As to the State's first claim of error the rule in this jurisdiction has always been that a motion for a new trial is addressed to the sound discretion of the trial court. This court will presume that the discretion of the trial court was properly exercised unless the record clearly shows the contrary. The transcript of the evidence and rulings of the court in the first trial was not made part of the record on appeal. Without a record we are unable to say that the court abused its discretion in granting a new trial.
The record discloses that the defendant purchased the property in question in 1957 as a possible service station site. The property had a frontage of 360 feet along University Avenue. At the time of purchase the property had been zoned as "agricultural" by Provo City. During the year 1958 the State Road Commission conducted public hearings in the Provo area which were concerned with the planning of Interstate Highway 15. As a result of the public hearings and publicity it became generally known that the Interstate Highway would be constructed within a short distance of the property in question. In 1959 the governing body of Provo City rezoned the subject property and the surrounding area from agricultural to a "special highway service" zone. The new classification permitted only service stations, motels, restaurants and other similar highway services. It is the State's contention that the court erred in permitting evidence of market value which was in fact enhanced by the project itself. It is the State's contention that factors entering into market value, including the sales of comparable property, which have been influenced by the proposed construction, are not relevant in determining what is just compensation for the taking of the defendant's property. The same contention was made by the condemnor in the case of Weber Basin Conservancy District v. Ward, where we held that all factors, including enhancement of the value occasioned by the construction of the public project could be taken into consideration in determining market value of the property sought to be condemned.

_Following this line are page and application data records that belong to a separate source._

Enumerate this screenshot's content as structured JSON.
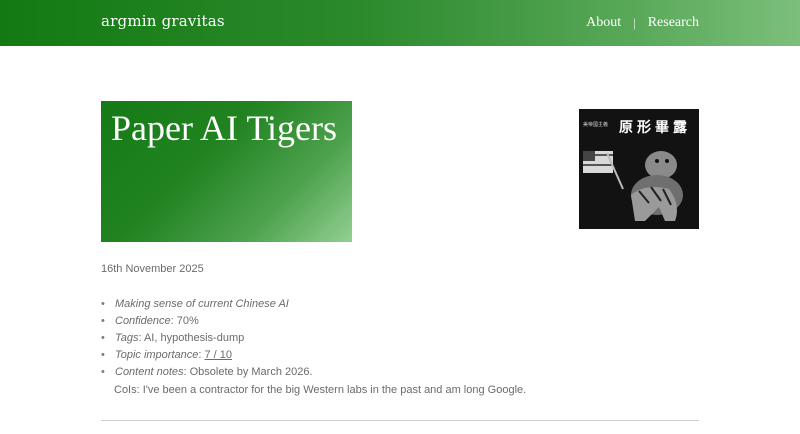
{
  "header": {
    "site_title": "argmin gravitas",
    "nav": [
      {
        "label": "About"
      },
      {
        "label": "Research"
      }
    ],
    "separator": "|"
  },
  "post": {
    "title": "Paper AI Tigers",
    "date": "16th November 2025",
    "meta": {
      "summary": "Making sense of current Chinese AI",
      "confidence_label": "Confidence",
      "confidence_value": ": 70%",
      "tags_label": "Tags",
      "tags_value": ": AI, hypothesis-dump",
      "topic_label": "Topic importance",
      "topic_sep": ": ",
      "topic_value": "7 / 10",
      "content_notes_label": "Content notes",
      "content_notes_value": ": Obsolete by March 2026.",
      "cois_line": "CoIs: I've been a contractor for the big Western labs in the past and am long Google."
    },
    "image": {
      "caption_cjk": "原形畢露",
      "caption_small": "美帝國主義"
    }
  },
  "colors": {
    "brand_green": "#137a13",
    "text_gray": "#6b6b6b"
  }
}
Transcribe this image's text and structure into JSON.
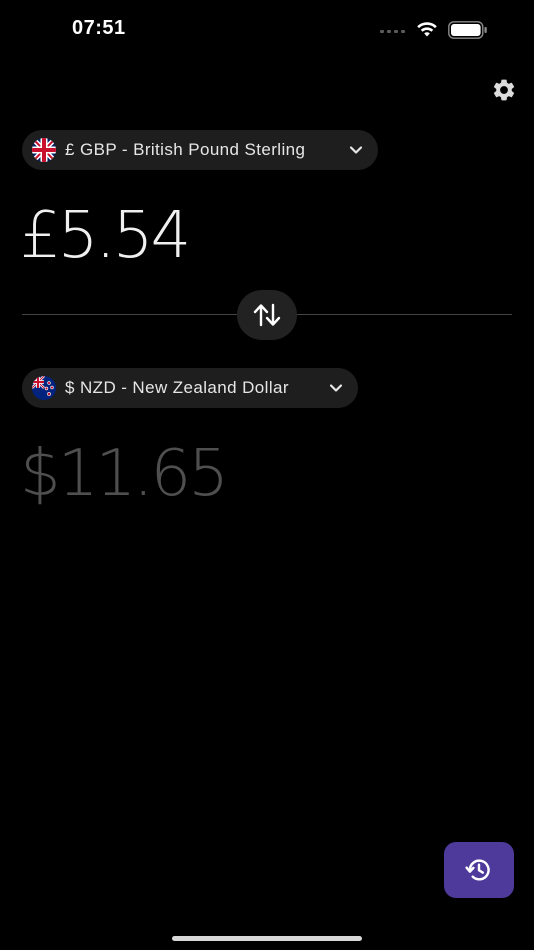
{
  "status_bar": {
    "time": "07:51"
  },
  "icons": {
    "settings": "gear-icon",
    "swap": "swap-arrows-icon",
    "history": "history-icon",
    "chevron": "chevron-down-icon"
  },
  "from_currency": {
    "label": "£ GBP - British Pound Sterling",
    "flag": "uk-flag-icon",
    "amount": "£5.54"
  },
  "to_currency": {
    "label": "$ NZD - New Zealand Dollar",
    "flag": "nz-flag-icon",
    "amount": "$11.65"
  },
  "colors": {
    "background": "#000000",
    "pill": "#1e1e1e",
    "accent": "#4e3a9a",
    "amount_primary": "#f0f0f0",
    "amount_secondary": "#4f4f4f"
  }
}
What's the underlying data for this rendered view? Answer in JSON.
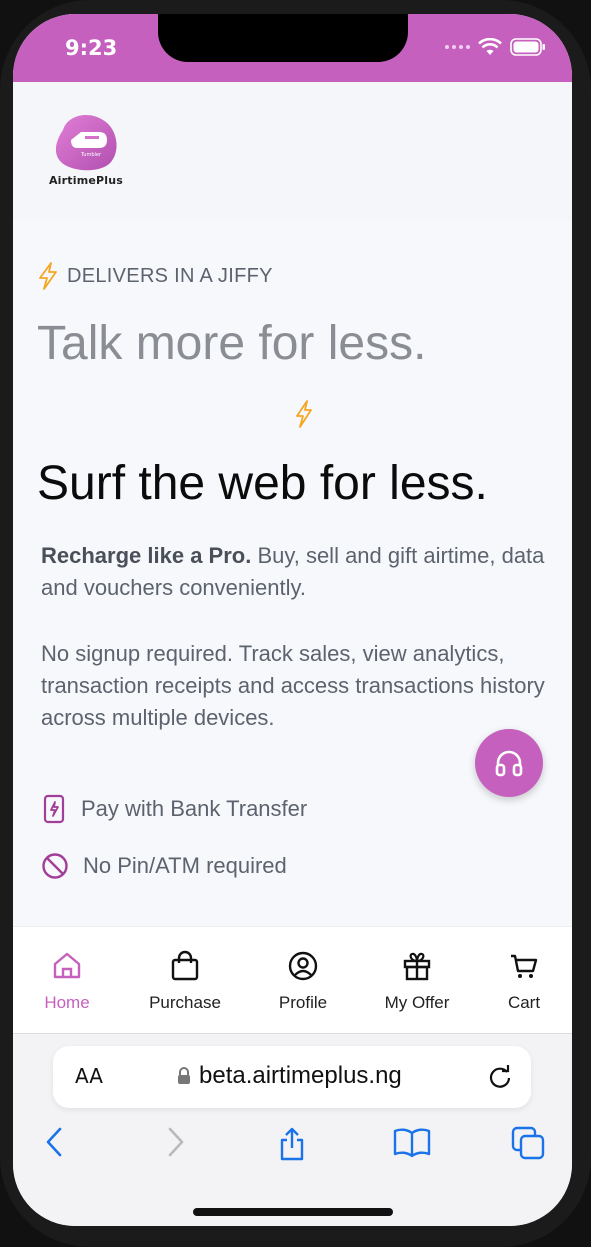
{
  "status_bar": {
    "time": "9:23",
    "color": "#c660be"
  },
  "header": {
    "logo_text": "AirtimePlus",
    "logo_mark_text": "Tumbler"
  },
  "hero": {
    "badge_label": "DELIVERS IN A JIFFY",
    "tagline_1": "Talk more for less.",
    "tagline_2": "Surf the web for less.",
    "desc_bold": "Recharge like a Pro.",
    "desc_rest": " Buy, sell and gift airtime, data and vouchers conveniently.",
    "desc_2": "No signup required. Track sales, view analytics, transaction receipts and access transactions history across multiple devices.",
    "features": [
      {
        "icon": "bank-transfer-icon",
        "label": "Pay with Bank Transfer"
      },
      {
        "icon": "no-pin-icon",
        "label": "No Pin/ATM required"
      }
    ]
  },
  "support_button": {
    "icon": "headset-icon"
  },
  "bottom_nav": {
    "items": [
      {
        "label": "Home",
        "icon": "home-icon",
        "active": true
      },
      {
        "label": "Purchase",
        "icon": "bag-icon"
      },
      {
        "label": "Profile",
        "icon": "profile-icon"
      },
      {
        "label": "My Offer",
        "icon": "gift-icon"
      },
      {
        "label": "Cart",
        "icon": "cart-icon"
      }
    ]
  },
  "browser": {
    "aa_label": "AA",
    "url": "beta.airtimeplus.ng"
  },
  "colors": {
    "accent": "#c660be",
    "ios_blue": "#1a73e8",
    "bolt": "#f5a623"
  }
}
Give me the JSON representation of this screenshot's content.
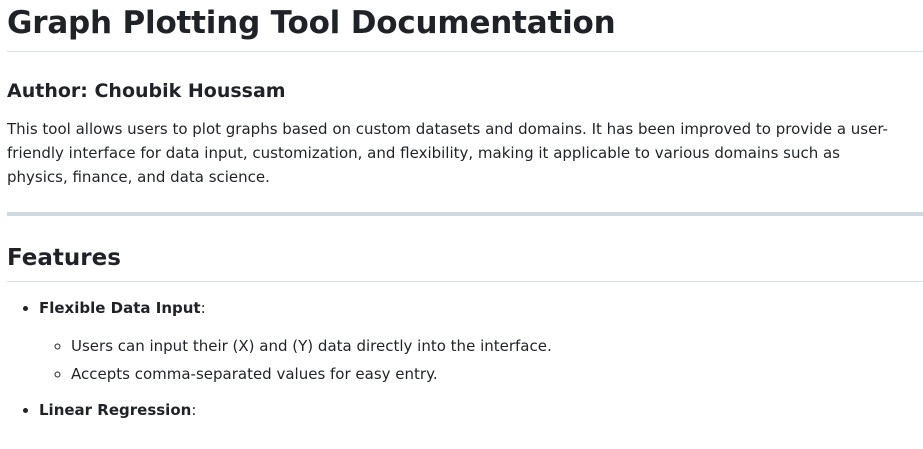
{
  "document": {
    "title": "Graph Plotting Tool Documentation",
    "author_heading": "Author: Choubik Houssam",
    "intro": "This tool allows users to plot graphs based on custom datasets and domains. It has been improved to provide a user-friendly interface for data input, customization, and flexibility, making it applicable to various domains such as physics, finance, and data science.",
    "features_heading": "Features",
    "features": [
      {
        "label": "Flexible Data Input",
        "suffix": ":",
        "subitems": [
          "Users can input their (X) and (Y) data directly into the interface.",
          "Accepts comma-separated values for easy entry."
        ]
      },
      {
        "label": "Linear Regression",
        "suffix": ":"
      }
    ]
  }
}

We perceive no errors in the rulings of the court below which would justify reversal. Decision is affirmed. Costs to the respondent.
CROCKETT, C.J., and CALLISTER and ELLETT, JJ., concur.
HENRIOD, Justice (dissenting):
Respectfully I dissent.
The main opinion asserts that the question anent an additur as a condition for a new trial, is moot, because a new trial was granted. In my opinion there is no such mootness, but that the granting of a new trial based on such conditional additur is the most important factor in this case, else the result would have been antithetical.
The additur maneuver, in my opinion, clearly is an invasion of the traditional and historical function of the jury, as is clearly expressed in Dimick v. Scheidt, 293 U.S. 474, 55 S. Ct. 296, 79 L. Ed. 603, 95 A.L.R. 1150 (1935), which so far as I know, yet has not been reversed.NOTES
 Lehi Irrigation Co. v. Moyle, 4 Utah 327, 9 P. 867; Klinge v. Southern Pacific Co., 89 Utah 284, 57 P.2d 367, 105 A.L.R. 204; Beck v. Dutchman Coalition Mines Co., 2 Utah 2d 104, 269 P.2d 867.
 Weber Basin Conserv. Dist. v. Ward, 10 Utah 2d 29, 347 P.2d 862.